On September 20, 2019, approximately 4 million people around the world joined a Global Climate Strike to protest inaction by world leaders in addressing the crisis of climate change. This strike, and many preceding strikes, were organized and/or inspired by Greta Thunberg, a 16-year-old Swedish student. She became concerned a few years ago about the impacts of climate change and as she read and learned more, she decided to try to convince her parents of the need for urgent action. She showered them with facts and documentaries and after a while, they started listening to her. That convinced her she could make a difference with others. Greta is in the U.S. now participating in the strike, speaking at the United Nations, and advancing the message the U.S. has a moral responsibility on climate change.
In Houston there was a Global Climate Strike at City Hall. There were hundreds of enthusiastic participants in this U.S. city sometimes referred to as an energy epi-center. There are over 13,000 Exxon-Mobile employees in the area and Houston is the headquarters for second highest number of Fortune 500 energy companies including Phillips 66, ConocoPhillips, and Occidental Petroleum. One of the most visible examples of the energy industry’s influence are the corporate banners in left field at Minute Maid Park, home of the Houston Astros. Ten of the thirteen “Astros Community Leaders” are energy companies.
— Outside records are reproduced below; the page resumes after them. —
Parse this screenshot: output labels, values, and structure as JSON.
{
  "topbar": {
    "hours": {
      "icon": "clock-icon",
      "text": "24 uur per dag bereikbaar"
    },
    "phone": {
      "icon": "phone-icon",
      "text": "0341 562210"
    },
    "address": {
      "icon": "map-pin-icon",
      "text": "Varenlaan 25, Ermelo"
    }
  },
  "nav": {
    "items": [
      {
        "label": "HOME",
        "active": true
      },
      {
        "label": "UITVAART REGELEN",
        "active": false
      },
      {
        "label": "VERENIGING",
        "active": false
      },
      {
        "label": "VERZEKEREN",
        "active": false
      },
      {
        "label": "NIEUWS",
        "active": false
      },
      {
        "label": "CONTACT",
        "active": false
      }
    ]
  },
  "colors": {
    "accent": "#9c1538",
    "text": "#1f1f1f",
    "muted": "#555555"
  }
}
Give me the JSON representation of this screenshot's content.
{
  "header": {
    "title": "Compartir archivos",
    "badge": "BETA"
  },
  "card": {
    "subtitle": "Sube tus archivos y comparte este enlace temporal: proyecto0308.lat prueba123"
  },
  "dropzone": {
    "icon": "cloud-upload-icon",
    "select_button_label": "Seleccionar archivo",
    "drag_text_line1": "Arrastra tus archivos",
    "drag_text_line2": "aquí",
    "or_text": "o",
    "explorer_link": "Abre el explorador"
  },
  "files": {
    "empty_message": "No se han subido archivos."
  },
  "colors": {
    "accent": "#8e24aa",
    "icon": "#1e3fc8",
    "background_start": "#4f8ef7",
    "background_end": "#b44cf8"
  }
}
I participated in the Houston strike. My son organized a group of family members and friends. My wife and her friends were there too, registering new Texas voters. The sizable crowd might have been bigger if it weren’t for Tropical Depression Imelda which dumped over 43 inches of rain in the Houston, Galveston, Beaumont area the day before. The city with flooded streets, businesses, and homes was still recovering. Imelda’s 43.35 inches of rainfall was the fifth highest ever in the contiguous U.S. Hurricane Harvey (2017) still holds the record at 60.58 inches. How timely, real time consequences of climate change.
At Houston’s strike, there was a mix of youth and adults. I was impressed by the quality of speakers, all passionately describing why inaction on climate change is inexcusable and unacceptable. The youngest speaker, a 7-year old boy, described being evacuated and kept out of his school three times in the past year because of chemical fires spewing toxic fumes in the air. Clearly, we should be doing better than this. But can these strikes and rallies make a difference? Can adults learn from our kids?
Perhaps so. A recent article in Scientific America discusses a study conducted by team of social scientists and ecologists from North Carolina State University which found that children can increase their parents’ level of concern about climate change because, unlike adults, their views on the issue do not generally reflect any entrenched political ideology. The researchers tested how 10-to-14–year-olds’ exposure to climate change coursework might affect, not only the youngsters’ views, but those of their parents. The proposed pass-through effect turned out to be true: teaching a child about the warming climate often raised concerns among parents about the issue.
The two-year research examined parental concern regarding climate change using separated groups – the first group of students received climate education; the second or control group did not. Parental concern about the issue was measured on a 17-point scale from least concerned (–8) to most concerned (+8). Over two years, levels of concern increased among all parents, including those in the control group. But those who engaged in the curriculum with their children showed larger increases and parents who identified as male or conservative more than doubled their level of concern about climate change from relatively unconcerned (–2) to relatively concerned (+2). These results reinforce the need for our schools to incorporate climate change into their curriculum.
Our youth, as compared with adults, have a unique perspective relative to climate change. Today’s 17-year-old student will be 48 years old in the year 2050. Many adults currently around now, won’t see the year 2050 and don’t understand what our world will be like then. But our youth understands. Bill McKibben, longtime advocate for climate change and author of Falter, recently penned a story published in Time Magazine entitled: Hello From the Year 2050. We Avoided the Worst of Climate Change — But Everything Is Different. It’s a sobering article and I encourage everyone to read it – it seems our youth are well aware of this future.